Regardless of wherever he’s found himself, Skip Hill is a Local. As artist, he assumes the posture and eagerly wraps himself in the mood and the tradition and the kitsch of whatever place he’s been pulled, whether it’s in Bangkok, Amsterdam or his current space in Norman. Ask him why, and it’s the amiable enigma that answers:
“Creatively this time has been groundbreaking. I
feel like it’s been my best work, and I felt I knew that before I ever even moved in here.”
Among the low-slung stretch of Norman’s burgeoning yet retro Main Street, these days Skip has been sequestered in the sprawl of his studio, and the detritus comprising the building blocks of his new series lend the pace a surprising intimacy. Private showings, Second Friday Open Houses or impromptu late night gatherings with friends in the studio, he is far from shut off. He’s struck a balance. Painting through the night and waking up to his work first thing in the morning is a new and welcome experience. He’s excited about his upcoming show at the Mainsite Contemporary, but always mindful of the travels and tribulations that have brought him to this point.
”I have this urge--still, strong--to be in other places,” he says, but in the sense that his interests wander and continue to lead him to far-flung points around the globe, he is tied to his home now.
“It’s always a joy to run into someone here in Norman who’s from another country, and to just vicariously enjoy their culture.”
Embedded among the prodigious amassing of canvases are reflections of his time traveling, painting and living in Thailand, the Netherlands, and recently in Brazil. The strains of Folk Art, Jazz and Graffiti, and East Coast urban motifs suggest time spent in the deep South, in the beach communities, border towns and the barrios of Southern California.
The influences at times feverishly pour out of him.
The pieces dominate the studio, the vibrancy of color and the enveloping tapestry of collage draw in the senses.
Under the Mango Tree: New Works is a distillation of those travels and influences, the inherent exuberance and colorful mischief masking a deep melancholy of past experience and hope for the future.
And it’s that search for harmony that infuses his work now, and reinvigorates his passion for reaching out to the arts community here and abroad.

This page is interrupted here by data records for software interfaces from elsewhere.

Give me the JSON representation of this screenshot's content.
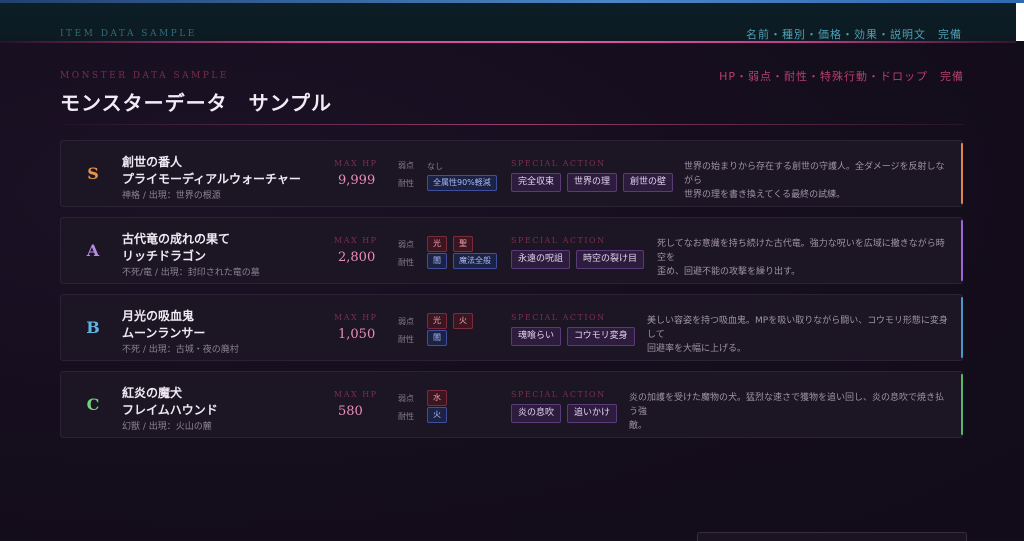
{
  "top_section": {
    "eyebrow": "ITEM DATA SAMPLE",
    "meta": "名前・種別・価格・効果・説明文　完備"
  },
  "monster_section": {
    "eyebrow": "MONSTER DATA SAMPLE",
    "meta": "HP・弱点・耐性・特殊行動・ドロップ　完備",
    "title": "モンスターデータ　サンプル"
  },
  "labels": {
    "max_hp": "MAX HP",
    "weakness": "弱点",
    "resistance": "耐性",
    "special_action": "SPECIAL ACTION"
  },
  "colors": {
    "rank_S": "#e8944a",
    "rank_A": "#b58be8",
    "rank_B": "#5fb4e6",
    "rank_C": "#6ed37a",
    "accent_S": "#e0864a",
    "accent_A": "#9d66d8",
    "accent_B": "#4a96c8",
    "accent_C": "#56b866"
  },
  "monsters": [
    {
      "rank": "S",
      "name_jp": "創世の番人",
      "name_kana": "プライモーディアルウォーチャー",
      "origin": "神格 / 出現：世界の根源",
      "hp": "9,999",
      "weakness": [],
      "weakness_none": "なし",
      "resistance": [
        "全属性90%軽減"
      ],
      "special_actions": [
        "完全収束",
        "世界の理",
        "創世の壁"
      ],
      "description": [
        "世界の始まりから存在する創世の守護人。全ダメージを反射しながら",
        "世界の理を書き換えてくる最終の試練。"
      ]
    },
    {
      "rank": "A",
      "name_jp": "古代竜の成れの果て",
      "name_kana": "リッチドラゴン",
      "origin": "不死/竜 / 出現：封印された竜の墓",
      "hp": "2,800",
      "weakness": [
        "光",
        "聖"
      ],
      "resistance": [
        "闇",
        "魔法全般"
      ],
      "special_actions": [
        "永遠の呪詛",
        "時空の裂け目"
      ],
      "description": [
        "死してなお意識を持ち続けた古代竜。強力な呪いを広域に撒きながら時空を",
        "歪め、回避不能の攻撃を繰り出す。"
      ]
    },
    {
      "rank": "B",
      "name_jp": "月光の吸血鬼",
      "name_kana": "ムーンランサー",
      "origin": "不死 / 出現：古城・夜の廃村",
      "hp": "1,050",
      "weakness": [
        "光",
        "火"
      ],
      "resistance": [
        "闇"
      ],
      "special_actions": [
        "魂喰らい",
        "コウモリ変身"
      ],
      "description": [
        "美しい容姿を持つ吸血鬼。MPを吸い取りながら闘い、コウモリ形態に変身して",
        "回避率を大幅に上げる。"
      ]
    },
    {
      "rank": "C",
      "name_jp": "紅炎の魔犬",
      "name_kana": "フレイムハウンド",
      "origin": "幻獣 / 出現：火山の麓",
      "hp": "580",
      "weakness": [
        "水"
      ],
      "resistance": [
        "火"
      ],
      "special_actions": [
        "炎の息吹",
        "追いかけ"
      ],
      "description": [
        "炎の加護を受けた魔物の犬。猛烈な速さで獲物を追い回し、炎の息吹で焼き払う強",
        "敵。"
      ]
    }
  ]
}
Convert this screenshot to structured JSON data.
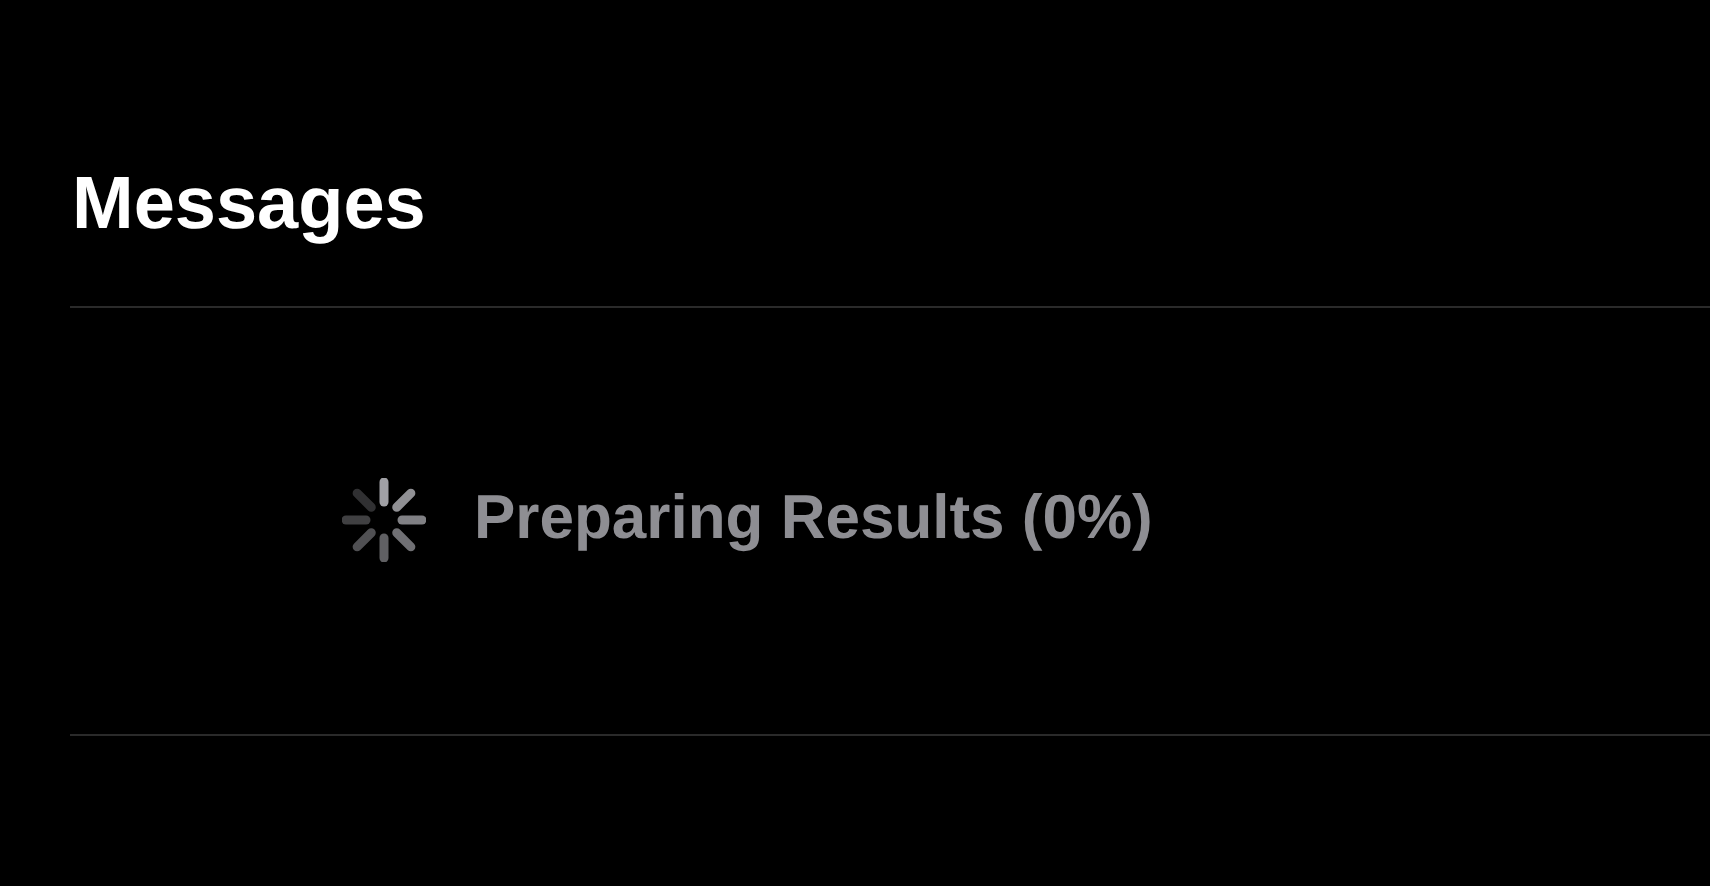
{
  "section": {
    "title": "Messages"
  },
  "status": {
    "text": "Preparing Results (0%)"
  }
}
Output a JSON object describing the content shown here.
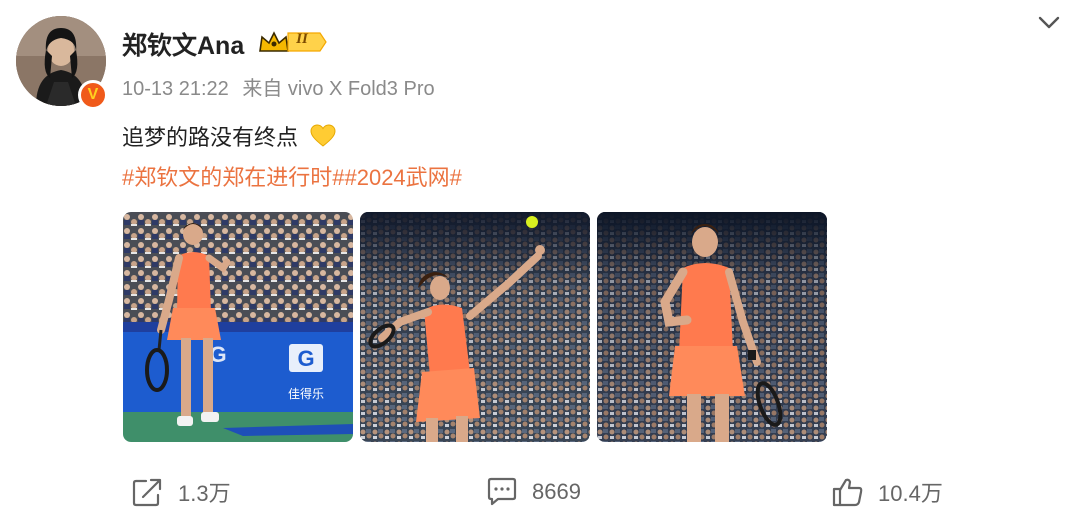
{
  "post": {
    "author": "郑钦文Ana",
    "vip_level": "II",
    "verified_mark": "V",
    "timestamp": "10-13 21:22",
    "source": "来自 vivo X Fold3 Pro",
    "text": "追梦的路没有终点",
    "emoji": "yellow-heart",
    "hashtags": [
      "#郑钦文的郑在进行时#",
      "#2024武网#"
    ],
    "photos": [
      {
        "board_text": "佳得乐"
      },
      {},
      {}
    ]
  },
  "actions": {
    "share_count": "1.3万",
    "comment_count": "8669",
    "like_count": "10.4万"
  },
  "colors": {
    "hashtag": "#eb7340",
    "meta": "#8a8a8a",
    "badge_orange": "#f05a1a",
    "vip_gold": "#f5b800"
  },
  "icons": [
    "chevron-down-icon",
    "share-icon",
    "comment-icon",
    "like-icon",
    "yellow-heart-icon",
    "vip-crown-icon",
    "verified-icon"
  ]
}
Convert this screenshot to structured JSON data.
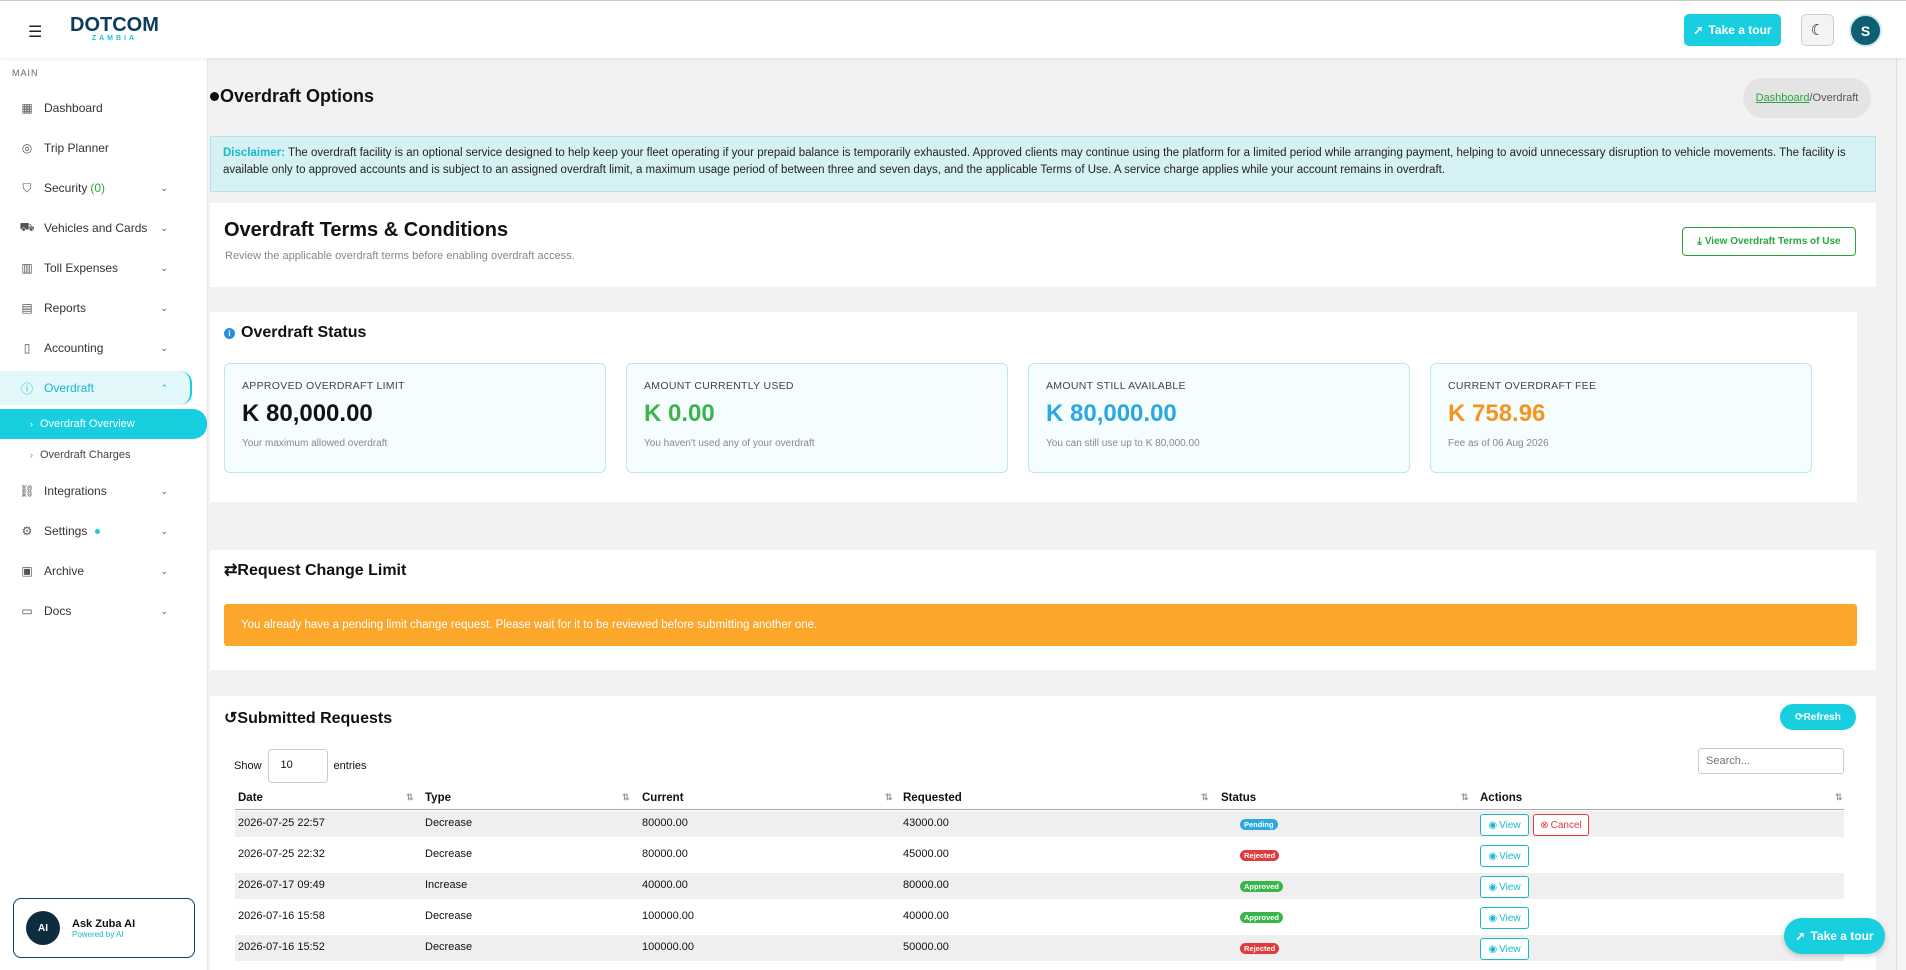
{
  "header": {
    "logo_main": "DOTCOM",
    "logo_sub": "ZAMBIA",
    "tour_label": "Take a tour",
    "avatar_initial": "S"
  },
  "sidebar": {
    "section": "MAIN",
    "items": [
      {
        "label": "Dashboard",
        "icon": "dashboard-icon"
      },
      {
        "label": "Trip Planner",
        "icon": "map-pin-icon"
      },
      {
        "label": "Security",
        "count": "(0)",
        "icon": "shield-icon"
      },
      {
        "label": "Vehicles and Cards",
        "icon": "truck-icon"
      },
      {
        "label": "Toll Expenses",
        "icon": "bar-chart-icon"
      },
      {
        "label": "Reports",
        "icon": "clipboard-icon"
      },
      {
        "label": "Accounting",
        "icon": "book-icon"
      },
      {
        "label": "Overdraft",
        "icon": "alert-circle-icon"
      },
      {
        "label": "Integrations",
        "icon": "link-icon"
      },
      {
        "label": "Settings",
        "icon": "gear-icon"
      },
      {
        "label": "Archive",
        "icon": "archive-icon"
      },
      {
        "label": "Docs",
        "icon": "document-icon"
      }
    ],
    "sub_items": [
      "Overdraft Overview",
      "Overdraft Charges"
    ],
    "zuba_title": "Ask Zuba AI",
    "zuba_sub": "Powered by AI",
    "zuba_icon_text": "AI"
  },
  "page": {
    "title": "Overdraft Options",
    "crumb_link": "Dashboard",
    "crumb_sep": "/",
    "crumb_current": "Overdraft",
    "disclaimer_label": "Disclaimer:",
    "disclaimer_text": " The overdraft facility is an optional service designed to help keep your fleet operating if your prepaid balance is temporarily exhausted. Approved clients may continue using the platform for a limited period while arranging payment, helping to avoid unnecessary disruption to vehicle movements. The facility is available only to approved accounts and is subject to an assigned overdraft limit, a maximum usage period of between three and seven days, and the applicable Terms of Use. A service charge applies while your account remains in overdraft."
  },
  "terms": {
    "title": "Overdraft Terms & Conditions",
    "subtitle": "Review the applicable overdraft terms before enabling overdraft access.",
    "button": "View Overdraft Terms of Use"
  },
  "status": {
    "title": "Overdraft Status",
    "stats": [
      {
        "label": "APPROVED OVERDRAFT LIMIT",
        "value": "K 80,000.00",
        "hint": "Your maximum allowed overdraft",
        "color": "#111111"
      },
      {
        "label": "AMOUNT CURRENTLY USED",
        "value": "K 0.00",
        "hint": "You haven't used any of your overdraft",
        "color": "#3ab54a"
      },
      {
        "label": "AMOUNT STILL AVAILABLE",
        "value": "K 80,000.00",
        "hint": "You can still use up to K 80,000.00",
        "color": "#2aa8e0"
      },
      {
        "label": "CURRENT OVERDRAFT FEE",
        "value": "K 758.96",
        "hint": "Fee as of 06 Aug 2026",
        "color": "#f7941d"
      }
    ]
  },
  "request": {
    "title": "Request Change Limit",
    "warning": "You already have a pending limit change request. Please wait for it to be reviewed before submitting another one."
  },
  "submitted": {
    "title": "Submitted Requests",
    "refresh": "Refresh",
    "show_label": "Show",
    "entries_value": "10",
    "entries_label": "entries",
    "search_placeholder": "Search...",
    "columns": [
      "Date",
      "Type",
      "Current",
      "Requested",
      "Status",
      "Actions"
    ],
    "view_label": "View",
    "cancel_label": "Cancel",
    "rows": [
      {
        "date": "2026-07-25 22:57",
        "type": "Decrease",
        "current": "80000.00",
        "requested": "43000.00",
        "status": "Pending"
      },
      {
        "date": "2026-07-25 22:32",
        "type": "Decrease",
        "current": "80000.00",
        "requested": "45000.00",
        "status": "Rejected"
      },
      {
        "date": "2026-07-17 09:49",
        "type": "Increase",
        "current": "40000.00",
        "requested": "80000.00",
        "status": "Approved"
      },
      {
        "date": "2026-07-16 15:58",
        "type": "Decrease",
        "current": "100000.00",
        "requested": "40000.00",
        "status": "Approved"
      },
      {
        "date": "2026-07-16 15:52",
        "type": "Decrease",
        "current": "100000.00",
        "requested": "50000.00",
        "status": "Rejected"
      }
    ]
  },
  "floating_tour": "Take a tour"
}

Following the show in August, Skip is eyeing a return to Rio de Janeiro with Under the Mango Tree for an exhibition with the gallery that represents his work, and to continue his mentoring of young artists in the Favella Rocinha and the renowned Escola Americana do Rio de Janeiro, bringing at least this leg of his journey full circle. The straddling of that fence between solitude and community has been a revelation for Skip. Being in the midst of the OKC Metro and Norman art scene has driven it home for him. “I could be in Williamsburg, in Amsterdam, in Botafogo, in Sao Paulo, I could be anywhere. And once you get that bug it’s easy to imagine yourself living wherever you like.” Skip has found his balance and inspiration. For the moment at least. “That’s huge for me. To be sitting here now.” And it’s clear to anyone he’s having a good time.
Under the Mango Tree: New Works
August 9 through September 14 2013
Mainsite Contemporary and the Norman Arts Council
from the ongoing series inspired by the artist's time in Brazil
Robert Lane is a writer and filmmaker from New York City.